Falkenberg M., Lönn L., Schroeder T., Delle M.
1 Department of Radiology, Sahlgrenska University Hospital, Gothenburg, Sweden;
2 Department of Vascular Surgery, Rigshospitalet and University of Copenhagen, Copenhagen, Denmark;
3 Department of Radiology, Rigshospitalet and University of Copenhagen, Copenhagen, Denmark;
4 Department of Radiology, Södersjukhuset, Stockholm, Sweden

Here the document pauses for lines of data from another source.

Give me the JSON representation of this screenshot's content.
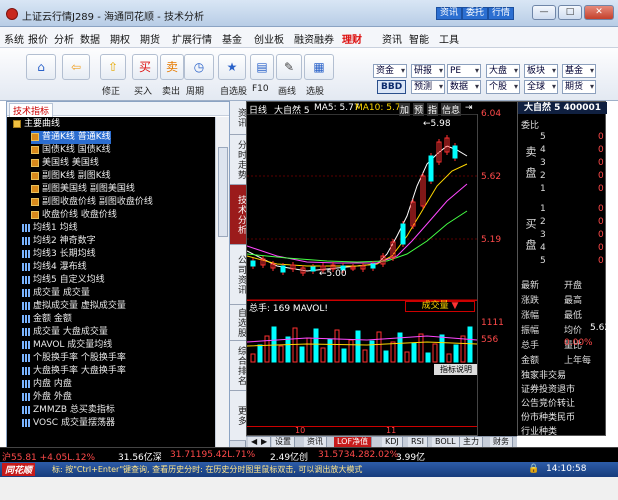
{
  "window": {
    "title": "上证云行情J289 - 海通同花顺 - 技术分析",
    "top_buttons": [
      "资讯",
      "委托",
      "行情"
    ],
    "controls": {
      "minimize": "—",
      "maximize": "□",
      "close": "✕"
    }
  },
  "menu": [
    "系统",
    "报价",
    "分析",
    "数据",
    "期权",
    "期货",
    "扩展行情",
    "基金",
    "创业板",
    "融资融券",
    "理财",
    "资讯",
    "智能",
    "工具"
  ],
  "menu_highlight": "理财",
  "toolbar": {
    "buttons": [
      {
        "name": "home",
        "glyph": "⌂",
        "label": ""
      },
      {
        "name": "back",
        "glyph": "⇦",
        "label": ""
      },
      {
        "name": "modify",
        "glyph": "⇧",
        "label": "修正"
      },
      {
        "name": "buy",
        "glyph": "买",
        "label": "买入"
      },
      {
        "name": "sell",
        "glyph": "卖",
        "label": "卖出"
      },
      {
        "name": "period",
        "glyph": "◷",
        "label": "周期"
      },
      {
        "name": "watchlist",
        "glyph": "★",
        "label": "自选股"
      },
      {
        "name": "f10",
        "glyph": "▤",
        "label": "F10"
      },
      {
        "name": "drawline",
        "glyph": "✎",
        "label": "画线"
      },
      {
        "name": "pickstock",
        "glyph": "▦",
        "label": "选股"
      }
    ],
    "right_combos": [
      {
        "label": "资金",
        "row": 0
      },
      {
        "label": "研报",
        "row": 0
      },
      {
        "label": "PE",
        "row": 0
      },
      {
        "label": "大盘",
        "row": 0
      },
      {
        "label": "板块",
        "row": 0
      },
      {
        "label": "基金",
        "row": 0
      },
      {
        "label": "预测",
        "row": 1
      },
      {
        "label": "数据",
        "row": 1
      },
      {
        "label": "个股",
        "row": 1
      },
      {
        "label": "全球",
        "row": 1
      },
      {
        "label": "期货",
        "row": 1
      }
    ],
    "bbd_label": "BBD"
  },
  "left_panel": {
    "header_tab": "技术指标",
    "tree": [
      {
        "icon": "fold",
        "text": "主要曲线",
        "indent": 0,
        "selected": false
      },
      {
        "icon": "curve",
        "text": "普通K线 普通K线",
        "indent": 2,
        "selected": true
      },
      {
        "icon": "curve",
        "text": "国债K线 国债K线",
        "indent": 2,
        "selected": false
      },
      {
        "icon": "curve",
        "text": "美国线 美国线",
        "indent": 2,
        "selected": false
      },
      {
        "icon": "curve",
        "text": "副图K线 副图K线",
        "indent": 2,
        "selected": false
      },
      {
        "icon": "curve",
        "text": "副图美国线 副图美国线",
        "indent": 2,
        "selected": false
      },
      {
        "icon": "curve",
        "text": "副图收盘价线 副图收盘价线",
        "indent": 2,
        "selected": false
      },
      {
        "icon": "curve",
        "text": "收盘价线 收盘价线",
        "indent": 2,
        "selected": false
      },
      {
        "icon": "bars",
        "text": "均线1 均线",
        "indent": 1,
        "selected": false
      },
      {
        "icon": "bars",
        "text": "均线2 神奇数字",
        "indent": 1,
        "selected": false
      },
      {
        "icon": "bars",
        "text": "均线3 长期均线",
        "indent": 1,
        "selected": false
      },
      {
        "icon": "bars",
        "text": "均线4 瀑布线",
        "indent": 1,
        "selected": false
      },
      {
        "icon": "bars",
        "text": "均线5 自定义均线",
        "indent": 1,
        "selected": false
      },
      {
        "icon": "bars",
        "text": "成交量 成交量",
        "indent": 1,
        "selected": false
      },
      {
        "icon": "bars",
        "text": "虚拟成交量 虚拟成交量",
        "indent": 1,
        "selected": false
      },
      {
        "icon": "bars",
        "text": "金额 金额",
        "indent": 1,
        "selected": false
      },
      {
        "icon": "bars",
        "text": "成交量 大盘成交量",
        "indent": 1,
        "selected": false
      },
      {
        "icon": "bars",
        "text": "MAVOL 成交量均线",
        "indent": 1,
        "selected": false
      },
      {
        "icon": "bars",
        "text": "个股换手率 个股换手率",
        "indent": 1,
        "selected": false
      },
      {
        "icon": "bars",
        "text": "大盘换手率 大盘换手率",
        "indent": 1,
        "selected": false
      },
      {
        "icon": "bars",
        "text": "内盘 内盘",
        "indent": 1,
        "selected": false
      },
      {
        "icon": "bars",
        "text": "外盘 外盘",
        "indent": 1,
        "selected": false
      },
      {
        "icon": "bars",
        "text": "ZMMZB 总买卖指标",
        "indent": 1,
        "selected": false
      },
      {
        "icon": "bars",
        "text": "VOSC 成交量摆荡器",
        "indent": 1,
        "selected": false
      }
    ]
  },
  "side_tabs": [
    {
      "text": "资讯",
      "active": false
    },
    {
      "text": "分时走势",
      "active": false
    },
    {
      "text": "技术分析",
      "active": true
    },
    {
      "text": "公司资讯",
      "active": false
    },
    {
      "text": "自选股",
      "active": false
    },
    {
      "text": "综合排名",
      "active": false
    },
    {
      "text": "更多",
      "active": false
    }
  ],
  "chart": {
    "header": {
      "mode": "日线",
      "stock": "大自然 5",
      "ma5": "MA5: 5.77",
      "ma10": "MA10: 5.7(",
      "tools": [
        "加",
        "预",
        "指",
        "信息",
        "⇥"
      ]
    },
    "annot_high": "5.98",
    "annot_low": "5.00",
    "price_axis": [
      "6.04",
      "5.62",
      "5.19"
    ],
    "vol_axis": [
      "1111",
      "556"
    ],
    "vol_label": "总手: 169 MAVOL!",
    "vol_dropdown": "成交量",
    "indicator_btn": "指标说明",
    "x_labels": [
      "10",
      "11"
    ],
    "bottom_tabs": [
      "◀",
      "▶",
      "设置",
      "资讯",
      "LOF净值",
      "KDJ",
      "RSI",
      "BOLL",
      "主力",
      "财务"
    ],
    "bottom_active": "LOF净值"
  },
  "orderbook": {
    "title": "大自然 5 400001",
    "wei_bi": "委比",
    "sell_label": "卖盘",
    "buy_label": "买盘",
    "sell": [
      {
        "n": "5",
        "v": "0"
      },
      {
        "n": "4",
        "v": "0"
      },
      {
        "n": "3",
        "v": "0"
      },
      {
        "n": "2",
        "v": "0"
      },
      {
        "n": "1",
        "v": "0"
      }
    ],
    "buy": [
      {
        "n": "1",
        "v": "0"
      },
      {
        "n": "2",
        "v": "0"
      },
      {
        "n": "3",
        "v": "0"
      },
      {
        "n": "4",
        "v": "0"
      },
      {
        "n": "5",
        "v": "0"
      }
    ],
    "stats": [
      {
        "l": "最新",
        "v": "开盘"
      },
      {
        "l": "涨跌",
        "v": "最高"
      },
      {
        "l": "涨幅",
        "v": "最低"
      },
      {
        "l": "振幅",
        "v": "均价"
      },
      {
        "l": "总手",
        "v": "量比"
      },
      {
        "l": "金额",
        "v": "上年每"
      }
    ],
    "right_values": [
      "5.62",
      "0.00%"
    ],
    "ad_lines": [
      "独家非交易",
      "证券投资退市",
      "公告竞价转让",
      "份市种类民币",
      "行业种类"
    ]
  },
  "status_row": {
    "sh": "沪55.81 +4.05L.12%",
    "mid": "31.56亿深",
    "sz": "31.71195.42L.71%",
    "vol2": "2.49亿创",
    "cy": "31.5734.282.02%",
    "end": "3.99亿"
  },
  "info_bar": {
    "brand": "同花顺",
    "tip": "标: 按\"Ctrl+Enter\"键查询, 查看历史分时: 在历史分时图里鼠标双击, 可以调出放大模式",
    "time": "14:10:58"
  }
}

Thoracic endovascular aortic repair (TEVAR) is the treatment of choice for descending thoracic aortic aneurysms (TAA). However, not all patients with TAA can be treated with the endovascular technique. Insufficient proximal and/or distal sealing zone is the most common reason for open surgery in these patients. If the distal sealing zone above the celiac axis is too short, several endovascular alternatives are possible; hybrid procedures with TEVAR and open by-pass to the celiac artery, custom made stent-grafts with scallop or fenestration for the celiac artery, or intentional coverage of the celiac artery. In the latter case, adequate collateral supply to the upper gastrointestinal tract is crucial. Collateral arteries joining the celiac and the superior mesenteric arteries are well characterized in patients with chronic celiac stenosis or occlusion. Are these collateral pathways sufficient also for sudden iatrogenic closure of the celiac artery? By performing a preoperative angiography of the superior mesenteric artery with temporary balloon occlusion of the celiac artery, collateral capacity between the two vessels can be tested in advance. Exact positioning of the distal end of a large thoracic stent-graft can be challenging and require special considerations and techniques. Most case series in the literature support the efficacy and the safety of intentional celiac covering. However, there are also reports of ischemic foregut complications that could be associated to the procedure. Taken together, in the large majority of patients, it appears that intentional celiac coverage can be done safely provided that sufficient collateral function have been demonstrated in advance.